A recent article in the Canadian magazine Maclean’s revealed that half of Americans admit they don’t know the names of their neighbors. The numbers are just as bad in Canada, where more than 30 percent of people say they feel disconnected from the folks next door. The question is, why have we become so insular?
Studies show that there may be one main culprit: technology. With the rise of social media platforms like Facebook and Twitter, everyone can find out virtually anything they need to know about their friends or neighbors through a status update. And, according to Dr. Craig Malkin of Harvard Medical School, this can lead to a condition he calls “cybercelibate” — when someone forgoes friendship and/or physical intimacy and chooses instead online connections and gaming thrills.
In an article for The Huffington Post, Dr. Malkin recounts the story of one patient who hadn’t been to a party or on a date in months because of her addiction to social networks and video games. “I’m lonely most of the time,” she told Dr. Malkin, “but when I get lost in the game, I forget all about how terrible I feel.”
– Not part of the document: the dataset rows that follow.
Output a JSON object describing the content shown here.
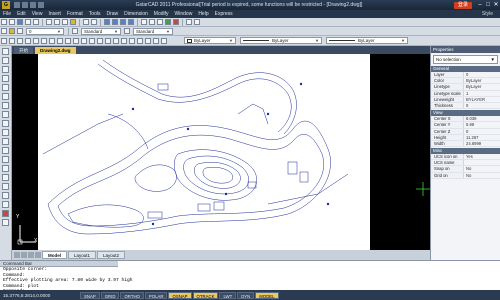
{
  "window": {
    "title": "GstarCAD 2011 Professional[Trial period is expired, some functions will be restricted - [Drawing2.dwg]]",
    "login_label": "登录",
    "minimize": "–",
    "maximize": "□",
    "close": "✕"
  },
  "menubar": {
    "items": [
      "File",
      "Edit",
      "View",
      "Insert",
      "Format",
      "Tools",
      "Draw",
      "Dimension",
      "Modify",
      "Window",
      "Help",
      "Express"
    ],
    "style_label": "Style"
  },
  "toolbar": {
    "layer_combo": "0",
    "text_style_combo": "Standard",
    "dim_style_combo": "Standard",
    "color_combo": "ByLayer",
    "linetype_combo": "ByLayer",
    "lineweight_combo": "ByLayer"
  },
  "doc_tabs": [
    {
      "label": "开始",
      "active": false
    },
    {
      "label": "Drawing2.dwg",
      "active": true
    }
  ],
  "layout_tabs": [
    "Model",
    "Layout1",
    "Layout2"
  ],
  "properties": {
    "header": "Properties",
    "selection": "No selection",
    "sections": [
      {
        "name": "General",
        "rows": [
          {
            "k": "Color",
            "v": "ByLayer"
          },
          {
            "k": "Layer",
            "v": "0"
          },
          {
            "k": "Linetype",
            "v": "ByLayer"
          },
          {
            "k": "Linetype scale",
            "v": "1"
          },
          {
            "k": "Lineweight",
            "v": "BYLAYER"
          },
          {
            "k": "Thickness",
            "v": "0"
          }
        ]
      },
      {
        "name": "View",
        "rows": [
          {
            "k": "Center X",
            "v": "8.039"
          },
          {
            "k": "Center Y",
            "v": "5.98"
          },
          {
            "k": "Center Z",
            "v": "0"
          },
          {
            "k": "Height",
            "v": "11.267"
          },
          {
            "k": "Width",
            "v": "24.6999"
          }
        ]
      },
      {
        "name": "Misc",
        "rows": [
          {
            "k": "UCS icon on",
            "v": "Yes"
          },
          {
            "k": "UCS name",
            "v": ""
          },
          {
            "k": "Snap on",
            "v": "No"
          },
          {
            "k": "Grid on",
            "v": "No"
          }
        ]
      }
    ]
  },
  "command": {
    "header": "Command Bar",
    "lines": [
      "Opposite corner:",
      "Command:",
      "Effective plotting area: 7.80 wide by 3.97 high",
      "Command: plot",
      "Command:"
    ]
  },
  "status": {
    "coords": "15.3776,8.2814,0.0000",
    "toggles": [
      {
        "label": "SNAP",
        "on": false
      },
      {
        "label": "GRID",
        "on": false
      },
      {
        "label": "ORTHO",
        "on": false
      },
      {
        "label": "POLAR",
        "on": false
      },
      {
        "label": "OSNAP",
        "on": true
      },
      {
        "label": "OTRACK",
        "on": true
      },
      {
        "label": "LWT",
        "on": false
      },
      {
        "label": "DYN",
        "on": false
      },
      {
        "label": "MODEL",
        "on": true
      }
    ]
  },
  "ucs_labels": {
    "x": "X",
    "y": "Y"
  }
}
Even more important than friends is what Brown University research fellow Brian Dunkelman calls the “middle ring” — our relationships with our neighbors. In an interview with Maclean’s, Dunkleman said that while we may be disturbed by the fact that we don’t know our neighbors’ names, we are not always prepared to spend the time getting to know them.
Susan Pinker, developmental psychologist and author of the book The Village Effect, suggests that our lack of social interaction is having a detrimental effect on our health. Pinker argues that humans have evolved to be sociable and need physical contact for a sense of well-being.
Yet both Dunkleman and Pinker disagree that the Internet is the main cause of the demise of our neighborly relationships. Instead, they trace the start of this decline to the introduction of cars, which allowed a separation between work and home. They suggest that the Internet is only “answering a demand” and pushing us down a path we were already following.
There is one thing, however, all researchers agree on: The decrease of social interactions with neighbors and friends is detrimental to our health. A 2004 study in The Lancet Neurology found that having a low quality and quantity of social interactions leads to an increased risk of dementia and death from diseases such as coronary heart disease and stroke. Additionally, Pinker wrote in her book that those who regularly go out to eat with a tight-knit group of friends live an average of 15 years longer than those who are alone. “People with the most integrated social lives—overlapping relationships among friends, family, sports and other recreational or religious pursuits—have the best prognoses,” she wrote.
This is not to say that digital technology has no health benefit. In fact, there is a pilot program underway to test the effectiveness of virtual reality (VR) in combatting anxiety in individuals 65 years of age or older. The idea behind the project is that VR makes use of cognitive behavior therapy, which asks people to imagine the sources of their anxiety to help them overcome their fear.
On the surface, there is nothing wrong with forgoing a night out and enjoying an online game or a movie on Netflix instead. The issue comes, Dr. Malkin wrote, when people like his patient spend entire weekends online. Whether there is anything people can do to recapture relationships with neighbors is up to the individual. Dr. Malkin wrote that he instructed his patient to ask herself whenever she had the impulse to go online whether it was out of fear or desire. “The question, itself, focused her attention on what she wanted most: To feel less alone, not just for a few hours, but for the rest of her life,” he wrote.
What do you think? Is technology truly to blame for our apparent lack of connection to our neighbors, or is it something entirely different?
Zach Halper is a writer based in Brooklyn, NY. He graduated from Goucher College in Baltimore, Md., in 2009 with a BA in English. He previously worked for The NonProfit Times and Noodle Education.